Data supplied:
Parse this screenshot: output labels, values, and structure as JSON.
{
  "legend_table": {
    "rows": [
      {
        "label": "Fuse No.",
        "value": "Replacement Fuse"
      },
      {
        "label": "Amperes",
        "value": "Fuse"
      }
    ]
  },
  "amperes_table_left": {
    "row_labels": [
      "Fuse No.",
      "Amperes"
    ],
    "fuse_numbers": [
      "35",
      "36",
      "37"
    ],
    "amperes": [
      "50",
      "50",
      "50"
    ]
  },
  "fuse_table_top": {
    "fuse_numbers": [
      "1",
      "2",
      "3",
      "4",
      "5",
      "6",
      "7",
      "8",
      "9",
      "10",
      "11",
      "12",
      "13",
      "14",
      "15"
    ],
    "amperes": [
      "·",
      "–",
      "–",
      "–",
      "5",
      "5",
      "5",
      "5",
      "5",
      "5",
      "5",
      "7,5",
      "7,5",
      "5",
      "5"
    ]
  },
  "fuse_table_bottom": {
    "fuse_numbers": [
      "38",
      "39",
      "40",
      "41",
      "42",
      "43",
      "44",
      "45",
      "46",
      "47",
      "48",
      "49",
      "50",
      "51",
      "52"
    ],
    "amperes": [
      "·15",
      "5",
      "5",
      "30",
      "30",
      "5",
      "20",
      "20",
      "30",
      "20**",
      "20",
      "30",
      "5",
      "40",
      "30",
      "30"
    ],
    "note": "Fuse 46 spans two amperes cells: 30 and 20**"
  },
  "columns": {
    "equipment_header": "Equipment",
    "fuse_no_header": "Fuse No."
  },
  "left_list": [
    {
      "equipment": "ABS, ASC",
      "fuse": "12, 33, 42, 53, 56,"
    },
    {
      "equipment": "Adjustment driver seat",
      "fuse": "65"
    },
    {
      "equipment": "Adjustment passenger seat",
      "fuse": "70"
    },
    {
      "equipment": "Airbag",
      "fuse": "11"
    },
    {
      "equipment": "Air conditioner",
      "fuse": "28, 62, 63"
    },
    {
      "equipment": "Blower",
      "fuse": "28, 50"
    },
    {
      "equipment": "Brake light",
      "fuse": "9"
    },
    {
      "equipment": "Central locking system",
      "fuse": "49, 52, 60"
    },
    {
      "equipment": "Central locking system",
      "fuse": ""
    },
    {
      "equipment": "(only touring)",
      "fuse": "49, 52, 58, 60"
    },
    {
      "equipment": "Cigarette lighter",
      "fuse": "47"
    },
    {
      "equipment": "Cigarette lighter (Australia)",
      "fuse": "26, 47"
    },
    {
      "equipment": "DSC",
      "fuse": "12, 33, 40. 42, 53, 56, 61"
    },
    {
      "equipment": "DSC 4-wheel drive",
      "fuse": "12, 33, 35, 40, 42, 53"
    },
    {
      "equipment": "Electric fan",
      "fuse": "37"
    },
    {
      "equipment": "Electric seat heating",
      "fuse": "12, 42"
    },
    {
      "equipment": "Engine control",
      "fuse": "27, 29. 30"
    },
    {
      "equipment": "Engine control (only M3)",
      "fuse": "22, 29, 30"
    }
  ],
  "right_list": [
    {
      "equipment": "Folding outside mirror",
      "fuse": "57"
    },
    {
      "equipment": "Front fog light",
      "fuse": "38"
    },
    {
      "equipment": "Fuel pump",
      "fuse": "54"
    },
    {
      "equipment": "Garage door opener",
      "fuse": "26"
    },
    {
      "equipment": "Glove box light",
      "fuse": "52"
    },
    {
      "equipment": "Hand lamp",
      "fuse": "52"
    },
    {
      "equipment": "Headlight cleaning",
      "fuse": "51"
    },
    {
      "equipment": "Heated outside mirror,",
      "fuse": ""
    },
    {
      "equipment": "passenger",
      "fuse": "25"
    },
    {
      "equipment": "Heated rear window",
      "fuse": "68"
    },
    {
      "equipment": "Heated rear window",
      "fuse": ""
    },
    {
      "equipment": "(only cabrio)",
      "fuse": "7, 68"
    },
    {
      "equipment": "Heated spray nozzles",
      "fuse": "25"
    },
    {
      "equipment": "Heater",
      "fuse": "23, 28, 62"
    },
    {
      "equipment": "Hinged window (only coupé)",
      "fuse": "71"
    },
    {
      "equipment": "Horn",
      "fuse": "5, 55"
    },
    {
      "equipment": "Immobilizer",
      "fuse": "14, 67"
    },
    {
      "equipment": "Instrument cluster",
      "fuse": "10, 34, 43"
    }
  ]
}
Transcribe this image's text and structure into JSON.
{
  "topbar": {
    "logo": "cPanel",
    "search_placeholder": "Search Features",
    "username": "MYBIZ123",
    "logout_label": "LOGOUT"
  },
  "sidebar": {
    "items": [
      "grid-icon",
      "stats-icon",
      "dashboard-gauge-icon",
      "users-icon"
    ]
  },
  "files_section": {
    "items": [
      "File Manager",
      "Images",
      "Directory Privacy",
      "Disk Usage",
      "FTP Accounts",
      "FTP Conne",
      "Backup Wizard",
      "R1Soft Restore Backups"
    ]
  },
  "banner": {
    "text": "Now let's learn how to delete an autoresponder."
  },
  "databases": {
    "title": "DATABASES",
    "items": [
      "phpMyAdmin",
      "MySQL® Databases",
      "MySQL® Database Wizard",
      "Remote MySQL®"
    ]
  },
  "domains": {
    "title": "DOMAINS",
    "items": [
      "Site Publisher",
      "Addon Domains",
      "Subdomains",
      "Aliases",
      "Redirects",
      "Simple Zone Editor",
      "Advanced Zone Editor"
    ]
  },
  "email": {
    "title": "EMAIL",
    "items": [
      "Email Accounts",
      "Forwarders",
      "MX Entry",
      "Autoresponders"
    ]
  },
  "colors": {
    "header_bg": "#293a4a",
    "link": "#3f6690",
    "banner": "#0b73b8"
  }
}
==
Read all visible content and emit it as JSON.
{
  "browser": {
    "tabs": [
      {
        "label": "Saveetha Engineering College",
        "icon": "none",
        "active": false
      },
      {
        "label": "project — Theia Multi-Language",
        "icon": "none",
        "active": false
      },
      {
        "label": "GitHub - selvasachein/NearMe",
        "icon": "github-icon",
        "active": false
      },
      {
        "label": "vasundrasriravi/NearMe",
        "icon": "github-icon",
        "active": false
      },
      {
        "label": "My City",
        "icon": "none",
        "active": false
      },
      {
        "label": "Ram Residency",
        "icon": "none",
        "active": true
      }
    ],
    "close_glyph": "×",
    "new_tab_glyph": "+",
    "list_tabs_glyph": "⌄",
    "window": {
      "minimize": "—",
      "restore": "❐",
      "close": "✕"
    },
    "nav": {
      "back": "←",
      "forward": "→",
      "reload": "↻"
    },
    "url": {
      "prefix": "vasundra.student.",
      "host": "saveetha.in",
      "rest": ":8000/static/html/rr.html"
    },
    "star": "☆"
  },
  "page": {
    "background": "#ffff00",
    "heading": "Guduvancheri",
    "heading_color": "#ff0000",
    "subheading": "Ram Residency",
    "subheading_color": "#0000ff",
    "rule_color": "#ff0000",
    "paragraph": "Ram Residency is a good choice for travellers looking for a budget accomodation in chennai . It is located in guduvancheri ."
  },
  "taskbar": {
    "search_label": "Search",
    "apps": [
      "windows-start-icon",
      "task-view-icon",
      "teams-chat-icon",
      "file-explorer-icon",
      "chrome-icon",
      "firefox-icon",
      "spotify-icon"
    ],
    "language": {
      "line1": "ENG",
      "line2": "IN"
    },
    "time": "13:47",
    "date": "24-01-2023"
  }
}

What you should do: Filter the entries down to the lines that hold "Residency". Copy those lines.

Solution to the problem:
        "label": "Ram Residency",
    "subheading": "Ram Residency",
    "paragraph": "Ram Residency is a good choice for travellers looking for a budget accomodation in chennai . It is located in guduvancheri ."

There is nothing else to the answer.